Buddhist monks recently sprinkled holy water on bullet trains that would soon be circulating between China and Vientiane, the capital of Laos, thanks to a $5.9 billion railway project. The Laotian government reportedly took on more than $1 billion in debt for the effort, raising questions about whether it can be repaid.
Late last year, Laos had its credit rating cut to a level meant to indicate to lenders that default is a real possibility, due to cited shortcomings in “institutional capacity” and controlling corruption.
The tendency of rating agencies to apply the same blanket criteria to less-wealthy countries as they do to their more comfortable peers – and raise their cost of borrowing in the process – has come under scrutiny.
Some critics have argued for a new type of ratings system that wrests influence from entrenched agencies, and places more focus on the human rights of countries in need.
Still, ratings may be only part of the issue. One study pointed to an unaccountable “investor bias” that’s forced governments in sub-Saharan African to pay about $300 million extra in interest every year, on top of what might simply be attributed to a credit rating.
New ways to solve old debt problems
The treatment of low-income countries in need of financing is just one of many deficiencies drawn in sharper detail by the pandemic.
In some of these places, governments’ past perceived failures to get a handle on their debt situation have sparked protests, and calls to stop borrowing further from the global institutions that serve as a backstop.
Others say these institutions should actually play a larger role, by making more resources available to developing countries – and that wealthier countries should provide more debt-for-nature swaps, which cancel financial obligations in exchange for firm commitments to things like preserving forests and protecting endangered species.
Proponents say efforts like these are merited by an uneven playing field. While most countries in the world have suffered economic declines during the pandemic, poorer nations generally started from already-precarious levels, and continue to endure relatively daunting circumstances.
The collective economy in sub-Saharan Africa, for example, is expected to grow at the slowest rate of any region in the world this year – due at least partly to the unequal global distribution of COVID-19 vaccines, which have been in short supply in many African countries.

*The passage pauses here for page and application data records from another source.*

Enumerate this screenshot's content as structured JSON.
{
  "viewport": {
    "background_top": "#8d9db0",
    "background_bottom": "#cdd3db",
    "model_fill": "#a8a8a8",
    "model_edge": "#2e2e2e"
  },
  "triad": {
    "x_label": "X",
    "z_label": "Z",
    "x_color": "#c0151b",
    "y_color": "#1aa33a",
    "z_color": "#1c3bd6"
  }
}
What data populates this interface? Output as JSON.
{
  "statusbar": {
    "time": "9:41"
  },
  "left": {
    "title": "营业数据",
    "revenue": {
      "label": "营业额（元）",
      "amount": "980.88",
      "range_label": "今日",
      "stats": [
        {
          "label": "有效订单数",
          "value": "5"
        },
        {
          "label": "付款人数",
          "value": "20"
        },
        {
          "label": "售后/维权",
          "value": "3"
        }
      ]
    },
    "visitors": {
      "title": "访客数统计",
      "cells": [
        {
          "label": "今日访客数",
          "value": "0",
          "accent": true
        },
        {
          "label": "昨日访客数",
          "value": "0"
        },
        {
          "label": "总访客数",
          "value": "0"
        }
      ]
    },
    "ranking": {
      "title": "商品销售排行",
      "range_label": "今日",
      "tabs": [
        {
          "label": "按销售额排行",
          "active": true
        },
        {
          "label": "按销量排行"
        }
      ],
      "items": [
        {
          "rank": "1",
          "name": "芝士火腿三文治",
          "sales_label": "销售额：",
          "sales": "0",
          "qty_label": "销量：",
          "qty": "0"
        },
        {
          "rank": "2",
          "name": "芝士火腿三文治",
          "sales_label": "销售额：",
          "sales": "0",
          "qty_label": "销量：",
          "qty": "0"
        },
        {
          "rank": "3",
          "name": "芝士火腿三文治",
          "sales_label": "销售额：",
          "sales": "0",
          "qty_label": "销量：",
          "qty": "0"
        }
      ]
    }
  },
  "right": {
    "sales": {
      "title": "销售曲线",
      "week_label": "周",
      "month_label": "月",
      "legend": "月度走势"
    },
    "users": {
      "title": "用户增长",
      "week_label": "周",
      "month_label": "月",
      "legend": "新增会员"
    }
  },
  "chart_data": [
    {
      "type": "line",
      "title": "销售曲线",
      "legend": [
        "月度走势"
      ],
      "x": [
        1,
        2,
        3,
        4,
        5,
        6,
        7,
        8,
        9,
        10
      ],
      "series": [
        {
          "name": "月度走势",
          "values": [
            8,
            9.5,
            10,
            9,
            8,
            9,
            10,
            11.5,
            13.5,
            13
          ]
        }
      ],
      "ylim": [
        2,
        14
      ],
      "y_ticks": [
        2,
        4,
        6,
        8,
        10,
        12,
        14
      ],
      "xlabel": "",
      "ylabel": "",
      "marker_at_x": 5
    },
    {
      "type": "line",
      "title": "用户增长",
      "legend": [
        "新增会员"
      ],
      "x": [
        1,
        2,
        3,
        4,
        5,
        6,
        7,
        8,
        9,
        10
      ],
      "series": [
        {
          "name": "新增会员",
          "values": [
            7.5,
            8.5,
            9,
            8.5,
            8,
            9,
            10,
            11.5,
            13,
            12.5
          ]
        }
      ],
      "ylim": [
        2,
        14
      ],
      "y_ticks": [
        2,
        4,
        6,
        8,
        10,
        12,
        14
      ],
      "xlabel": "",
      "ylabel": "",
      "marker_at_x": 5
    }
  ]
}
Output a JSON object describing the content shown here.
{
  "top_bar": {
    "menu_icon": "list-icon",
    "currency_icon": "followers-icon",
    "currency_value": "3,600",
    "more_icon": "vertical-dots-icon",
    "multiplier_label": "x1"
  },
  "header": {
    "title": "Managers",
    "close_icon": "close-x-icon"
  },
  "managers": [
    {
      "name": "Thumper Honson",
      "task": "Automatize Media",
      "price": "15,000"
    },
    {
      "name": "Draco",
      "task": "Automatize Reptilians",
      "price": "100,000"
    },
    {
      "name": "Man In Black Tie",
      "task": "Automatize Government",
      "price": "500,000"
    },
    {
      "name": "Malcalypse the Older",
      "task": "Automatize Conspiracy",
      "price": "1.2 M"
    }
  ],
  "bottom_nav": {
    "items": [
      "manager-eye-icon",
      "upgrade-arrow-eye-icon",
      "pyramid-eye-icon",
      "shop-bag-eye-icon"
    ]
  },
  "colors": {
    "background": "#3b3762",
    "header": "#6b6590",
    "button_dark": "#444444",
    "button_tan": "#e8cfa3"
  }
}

For more context, here are links to further reading from the World Economic Forum’s Strategic Intelligence platform:
- Last year, government debt in emerging-market and developing economies jumped to a three-decade record of 63% of GDP, according to this analysis, which argues for greater coordination to ease this burden. (VoxEU)
- Belize’s big blue debt deal: it repurchased a chunk of outstanding debt at a discount, and repaid creditors via bonds designated to foster ocean health. According to this piece, such swaps can truly help highly-indebted governments. (Center for Global Development)
- The unorthodox monetary measures taken by wealthy countries amid COVID-19 “make a mockery” of conditions the IMF applies to developing-nation borrowers, according to this piece, which argues that African leaders need more fiscal and policy breathing space. (Chatham House)
- Debt through a climate prism – this paper defines what countries owe the world based on their contributions to climate change. On these terms, at least, it’s the rich nations that are drowning in debt. (Center for Global Development)
- The answer to the biodiversity crisis is not more debt – according to this piece, funding from wealthier countries for projects to preserve Earth’s richness should be delivered in grants, and not as a reward for taking out loans. (Nature)
- The IMF recently announced plans to revive a $6 billion bailout for Pakistan, but according to this analysis the country’s efforts to comply with IMF terms have triggered not-so-popular higher food prices. (The Diplomat)
- Sub-Saharan Africa has done an admirable job of keeping case counts low during the pandemic, according to this piece, but at an economic cost that countries have tried to address with borrowing – often with significant consequences. (Brookings)
Courtesy World Economic Forum/by John Letzing